**YOUR INSTRUCTIONS**
Each entry in the block below needs to be copied out exactly.

== Segment start ==

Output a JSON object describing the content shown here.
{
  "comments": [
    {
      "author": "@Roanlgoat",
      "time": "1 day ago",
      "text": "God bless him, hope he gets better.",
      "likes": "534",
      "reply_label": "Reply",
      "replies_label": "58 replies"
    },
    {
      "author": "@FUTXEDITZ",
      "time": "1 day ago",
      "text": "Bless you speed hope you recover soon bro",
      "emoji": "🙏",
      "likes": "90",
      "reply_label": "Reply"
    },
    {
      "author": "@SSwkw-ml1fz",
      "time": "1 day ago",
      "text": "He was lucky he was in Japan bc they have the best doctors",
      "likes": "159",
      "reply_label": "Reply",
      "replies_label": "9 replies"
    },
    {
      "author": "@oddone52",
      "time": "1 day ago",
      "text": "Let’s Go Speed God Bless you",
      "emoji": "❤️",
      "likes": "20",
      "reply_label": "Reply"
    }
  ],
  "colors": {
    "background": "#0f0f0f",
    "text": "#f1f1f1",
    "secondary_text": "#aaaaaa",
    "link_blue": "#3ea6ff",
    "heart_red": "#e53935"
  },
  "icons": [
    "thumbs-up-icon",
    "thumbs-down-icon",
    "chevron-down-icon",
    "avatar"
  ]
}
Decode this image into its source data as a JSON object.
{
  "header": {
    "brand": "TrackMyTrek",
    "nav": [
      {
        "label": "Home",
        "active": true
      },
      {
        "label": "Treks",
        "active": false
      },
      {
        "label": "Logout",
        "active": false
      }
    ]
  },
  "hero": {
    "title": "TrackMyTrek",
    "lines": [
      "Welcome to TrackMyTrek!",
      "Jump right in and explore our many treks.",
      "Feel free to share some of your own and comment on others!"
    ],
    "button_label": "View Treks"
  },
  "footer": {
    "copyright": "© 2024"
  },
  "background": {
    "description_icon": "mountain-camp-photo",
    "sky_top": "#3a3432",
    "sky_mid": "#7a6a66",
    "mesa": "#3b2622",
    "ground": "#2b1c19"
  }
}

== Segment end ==

**RESPONSE AREA**
Output a JSON object describing the content shown here.
{
  "comments": [
    {
      "author": "@Roanlgoat",
      "time": "1 day ago",
      "text": "God bless him, hope he gets better.",
      "likes": "534",
      "reply_label": "Reply",
      "replies_label": "58 replies"
    },
    {
      "author": "@FUTXEDITZ",
      "time": "1 day ago",
      "text": "Bless you speed hope you recover soon bro",
      "emoji": "🙏",
      "likes": "90",
      "reply_label": "Reply"
    },
    {
      "author": "@SSwkw-ml1fz",
      "time": "1 day ago",
      "text": "He was lucky he was in Japan bc they have the best doctors",
      "likes": "159",
      "reply_label": "Reply",
      "replies_label": "9 replies"
    },
    {
      "author": "@oddone52",
      "time": "1 day ago",
      "text": "Let’s Go Speed God Bless you",
      "emoji": "❤️",
      "likes": "20",
      "reply_label": "Reply"
    }
  ],
  "colors": {
    "background": "#0f0f0f",
    "text": "#f1f1f1",
    "secondary_text": "#aaaaaa",
    "link_blue": "#3ea6ff",
    "heart_red": "#e53935"
  },
  "icons": [
    "thumbs-up-icon",
    "thumbs-down-icon",
    "chevron-down-icon",
    "avatar"
  ]
}
Decode this image into its source data as a JSON object.
{
  "header": {
    "brand": "TrackMyTrek",
    "nav": [
      {
        "label": "Home",
        "active": true
      },
      {
        "label": "Treks",
        "active": false
      },
      {
        "label": "Logout",
        "active": false
      }
    ]
  },
  "hero": {
    "title": "TrackMyTrek",
    "lines": [
      "Welcome to TrackMyTrek!",
      "Jump right in and explore our many treks.",
      "Feel free to share some of your own and comment on others!"
    ],
    "button_label": "View Treks"
  },
  "footer": {
    "copyright": "© 2024"
  },
  "background": {
    "description_icon": "mountain-camp-photo",
    "sky_top": "#3a3432",
    "sky_mid": "#7a6a66",
    "mesa": "#3b2622",
    "ground": "#2b1c19"
  }
}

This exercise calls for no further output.